━━━ INPUT DATA ━━━

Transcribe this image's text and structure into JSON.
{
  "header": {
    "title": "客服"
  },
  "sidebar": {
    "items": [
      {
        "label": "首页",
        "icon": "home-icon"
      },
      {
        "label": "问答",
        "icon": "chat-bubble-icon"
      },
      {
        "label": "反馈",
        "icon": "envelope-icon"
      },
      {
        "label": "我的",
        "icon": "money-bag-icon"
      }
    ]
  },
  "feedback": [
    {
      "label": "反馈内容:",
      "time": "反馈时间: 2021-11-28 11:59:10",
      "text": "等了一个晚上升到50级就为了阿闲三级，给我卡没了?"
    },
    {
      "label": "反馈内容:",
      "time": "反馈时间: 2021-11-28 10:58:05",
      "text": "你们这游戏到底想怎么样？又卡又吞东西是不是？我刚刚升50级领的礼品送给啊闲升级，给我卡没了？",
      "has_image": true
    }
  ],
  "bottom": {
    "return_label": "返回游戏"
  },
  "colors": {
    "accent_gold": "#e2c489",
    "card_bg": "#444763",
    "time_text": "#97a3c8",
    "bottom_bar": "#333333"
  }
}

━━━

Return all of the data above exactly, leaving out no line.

• EXPECTED ANSWER:
Transcribe this image's text and structure into JSON.
{
  "header": {
    "title": "客服"
  },
  "sidebar": {
    "items": [
      {
        "label": "首页",
        "icon": "home-icon"
      },
      {
        "label": "问答",
        "icon": "chat-bubble-icon"
      },
      {
        "label": "反馈",
        "icon": "envelope-icon"
      },
      {
        "label": "我的",
        "icon": "money-bag-icon"
      }
    ]
  },
  "feedback": [
    {
      "label": "反馈内容:",
      "time": "反馈时间: 2021-11-28 11:59:10",
      "text": "等了一个晚上升到50级就为了阿闲三级，给我卡没了?"
    },
    {
      "label": "反馈内容:",
      "time": "反馈时间: 2021-11-28 10:58:05",
      "text": "你们这游戏到底想怎么样？又卡又吞东西是不是？我刚刚升50级领的礼品送给啊闲升级，给我卡没了？",
      "has_image": true
    }
  ],
  "bottom": {
    "return_label": "返回游戏"
  },
  "colors": {
    "accent_gold": "#e2c489",
    "card_bg": "#444763",
    "time_text": "#97a3c8",
    "bottom_bar": "#333333"
  }
}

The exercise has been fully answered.